Cavity QED with single atoms and photons

T. E. Northup, K. M. Birnbaum, A. Boca, A. D. Boozer, J. McKeever, R. Miller, H. J. Kimble

Research output: Chapter in Book/Report/Conference proceedingConference contribution

4 Scopus citations

Abstract

Recent experimental advances in the field of cavity quantum electrodynamics (QED) have opened new possibilities for control of atom-photon interactions. A laser with "one and the same atom" demonstrates the theory of laser operation pressed to its conceptual limit. The generation of single photons on demand and the realization of cavity QED with well defined atomic numbers N = 0, 1, 2,... both represent important steps toward realizing diverse protocols in quantum information science. Coherent manipulation of the atomic state via Raman transitions provides a new tool in cavity QED for in situ monitoring and control of the atom-cavity system. All of these achievements share a common point of departure: the regime of strong coupling. It is thus interesting to consider briefly the history of the strong coupling criterion in cavity QED and to trace out the path that research has taken in the pursuit of this goal.

Original languageEnglish (US)
Title of host publicationATOMIC PHYSICS 19
Subtitle of host publicationXIX International Conference on Atomic Physics, ICAP 2004
Pages313-322
Number of pages10
DOIs
StatePublished - May 5 2005
Externally publishedYes
EventATOMIC PHYSICS 19: XIX International Conference on Atomic Physics, ICAP 2004 - Rio de Janeiro, Brazil
Duration: Jul 25 2004Jul 30 2004

Publication series

NameAIP Conference Proceedings
Volume770
ISSN (Print)0094-243X
ISSN (Electronic)1551-7616

Conference

ConferenceATOMIC PHYSICS 19: XIX International Conference on Atomic Physics, ICAP 2004
Country/TerritoryBrazil
CityRio de Janeiro
Period7/25/047/30/04

All Science Journal Classification (ASJC) codes

  • Physics and Astronomy(all)

Keywords

  • Particle traps
  • Quantum optics
  • Raman spectra

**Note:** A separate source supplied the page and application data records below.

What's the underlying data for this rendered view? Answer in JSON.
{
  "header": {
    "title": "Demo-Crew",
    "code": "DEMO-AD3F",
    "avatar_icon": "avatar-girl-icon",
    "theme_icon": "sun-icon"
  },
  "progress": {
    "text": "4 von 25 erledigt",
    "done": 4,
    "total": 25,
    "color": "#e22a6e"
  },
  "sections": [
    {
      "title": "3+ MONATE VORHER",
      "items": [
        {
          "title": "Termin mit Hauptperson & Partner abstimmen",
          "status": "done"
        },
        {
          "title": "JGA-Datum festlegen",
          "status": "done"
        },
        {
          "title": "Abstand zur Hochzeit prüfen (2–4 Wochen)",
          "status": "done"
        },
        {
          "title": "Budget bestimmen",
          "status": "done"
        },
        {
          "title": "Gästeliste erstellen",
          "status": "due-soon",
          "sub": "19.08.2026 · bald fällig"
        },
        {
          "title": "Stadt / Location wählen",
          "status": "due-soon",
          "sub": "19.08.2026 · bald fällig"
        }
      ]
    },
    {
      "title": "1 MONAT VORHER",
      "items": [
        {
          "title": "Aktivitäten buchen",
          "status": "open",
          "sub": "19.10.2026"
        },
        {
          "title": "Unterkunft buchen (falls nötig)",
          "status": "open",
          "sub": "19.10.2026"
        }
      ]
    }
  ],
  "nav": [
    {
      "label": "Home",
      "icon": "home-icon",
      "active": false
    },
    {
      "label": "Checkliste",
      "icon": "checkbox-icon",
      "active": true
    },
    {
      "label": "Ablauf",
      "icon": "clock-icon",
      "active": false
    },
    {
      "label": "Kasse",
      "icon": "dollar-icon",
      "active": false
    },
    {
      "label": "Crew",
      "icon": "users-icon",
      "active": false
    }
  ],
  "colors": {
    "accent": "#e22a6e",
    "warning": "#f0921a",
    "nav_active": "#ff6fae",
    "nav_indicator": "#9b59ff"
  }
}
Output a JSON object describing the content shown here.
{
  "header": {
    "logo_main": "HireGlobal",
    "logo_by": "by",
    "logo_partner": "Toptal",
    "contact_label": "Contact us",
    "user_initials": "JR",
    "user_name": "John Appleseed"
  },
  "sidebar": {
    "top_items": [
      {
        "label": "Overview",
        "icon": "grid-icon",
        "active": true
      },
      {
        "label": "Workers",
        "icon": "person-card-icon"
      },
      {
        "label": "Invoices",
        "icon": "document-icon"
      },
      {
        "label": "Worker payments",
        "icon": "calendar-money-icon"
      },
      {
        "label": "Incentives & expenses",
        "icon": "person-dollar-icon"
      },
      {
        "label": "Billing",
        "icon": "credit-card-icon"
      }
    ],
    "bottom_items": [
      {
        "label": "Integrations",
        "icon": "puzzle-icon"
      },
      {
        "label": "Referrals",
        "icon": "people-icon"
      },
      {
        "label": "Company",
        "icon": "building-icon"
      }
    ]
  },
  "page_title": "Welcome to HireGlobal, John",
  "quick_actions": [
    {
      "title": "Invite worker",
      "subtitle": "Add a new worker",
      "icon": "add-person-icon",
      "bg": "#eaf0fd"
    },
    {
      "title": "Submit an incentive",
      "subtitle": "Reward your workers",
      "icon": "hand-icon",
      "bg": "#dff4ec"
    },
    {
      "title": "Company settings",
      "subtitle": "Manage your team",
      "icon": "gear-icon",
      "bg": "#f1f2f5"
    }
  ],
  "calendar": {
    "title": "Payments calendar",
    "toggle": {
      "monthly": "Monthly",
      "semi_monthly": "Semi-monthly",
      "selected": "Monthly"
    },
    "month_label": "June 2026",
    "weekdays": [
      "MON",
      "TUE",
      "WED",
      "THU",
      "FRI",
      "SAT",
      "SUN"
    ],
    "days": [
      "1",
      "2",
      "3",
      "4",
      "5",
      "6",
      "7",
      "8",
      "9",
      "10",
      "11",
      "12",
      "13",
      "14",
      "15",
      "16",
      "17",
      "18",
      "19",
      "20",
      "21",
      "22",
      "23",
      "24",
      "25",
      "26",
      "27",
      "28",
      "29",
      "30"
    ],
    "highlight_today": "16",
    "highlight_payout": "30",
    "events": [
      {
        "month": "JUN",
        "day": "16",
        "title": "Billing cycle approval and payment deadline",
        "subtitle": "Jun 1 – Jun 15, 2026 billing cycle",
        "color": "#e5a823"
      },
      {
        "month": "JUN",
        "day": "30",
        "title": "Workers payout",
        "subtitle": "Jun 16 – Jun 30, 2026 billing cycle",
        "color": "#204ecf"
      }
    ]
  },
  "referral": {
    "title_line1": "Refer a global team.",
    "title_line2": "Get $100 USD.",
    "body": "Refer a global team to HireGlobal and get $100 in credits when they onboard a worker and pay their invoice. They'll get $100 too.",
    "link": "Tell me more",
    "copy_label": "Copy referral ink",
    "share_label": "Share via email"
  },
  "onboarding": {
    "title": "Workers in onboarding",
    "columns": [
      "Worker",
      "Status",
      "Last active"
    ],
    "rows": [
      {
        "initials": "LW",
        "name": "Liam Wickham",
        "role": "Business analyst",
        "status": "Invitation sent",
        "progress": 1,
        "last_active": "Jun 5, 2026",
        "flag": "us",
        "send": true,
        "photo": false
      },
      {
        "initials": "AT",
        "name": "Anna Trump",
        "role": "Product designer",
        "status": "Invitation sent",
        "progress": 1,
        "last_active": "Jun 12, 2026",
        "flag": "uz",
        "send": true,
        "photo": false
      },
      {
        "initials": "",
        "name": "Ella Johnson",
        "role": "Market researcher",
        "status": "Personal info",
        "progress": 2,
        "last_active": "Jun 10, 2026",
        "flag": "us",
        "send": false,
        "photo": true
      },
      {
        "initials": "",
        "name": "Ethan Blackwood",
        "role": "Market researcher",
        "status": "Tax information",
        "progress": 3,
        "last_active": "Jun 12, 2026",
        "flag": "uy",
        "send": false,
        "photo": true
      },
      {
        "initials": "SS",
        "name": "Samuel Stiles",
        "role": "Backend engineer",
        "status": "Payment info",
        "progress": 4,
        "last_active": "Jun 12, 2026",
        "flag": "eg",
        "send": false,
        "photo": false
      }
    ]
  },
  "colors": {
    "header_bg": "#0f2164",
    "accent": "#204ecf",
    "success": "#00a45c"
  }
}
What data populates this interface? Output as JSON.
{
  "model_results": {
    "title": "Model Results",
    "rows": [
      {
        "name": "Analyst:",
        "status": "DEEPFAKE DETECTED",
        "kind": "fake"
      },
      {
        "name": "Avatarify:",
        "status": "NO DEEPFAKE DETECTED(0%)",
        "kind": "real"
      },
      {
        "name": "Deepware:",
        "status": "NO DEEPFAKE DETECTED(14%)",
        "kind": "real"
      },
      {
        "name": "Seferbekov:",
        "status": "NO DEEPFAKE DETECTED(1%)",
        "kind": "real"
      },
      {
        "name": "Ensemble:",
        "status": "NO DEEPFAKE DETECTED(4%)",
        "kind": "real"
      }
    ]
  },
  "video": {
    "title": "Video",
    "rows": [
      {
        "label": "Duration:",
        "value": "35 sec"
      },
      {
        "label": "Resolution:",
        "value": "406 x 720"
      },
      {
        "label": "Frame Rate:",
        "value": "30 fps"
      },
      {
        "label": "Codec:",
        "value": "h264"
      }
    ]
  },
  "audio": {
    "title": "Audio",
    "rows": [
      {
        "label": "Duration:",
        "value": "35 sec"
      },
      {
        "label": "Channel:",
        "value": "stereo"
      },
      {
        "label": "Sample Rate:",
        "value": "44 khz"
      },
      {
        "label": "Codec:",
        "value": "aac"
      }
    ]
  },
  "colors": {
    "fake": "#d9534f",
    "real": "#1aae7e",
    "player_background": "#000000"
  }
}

Fingerprint

Dive into the research topics of 'Cavity QED with single atoms and photons'. Together they form a unique fingerprint.

Cite this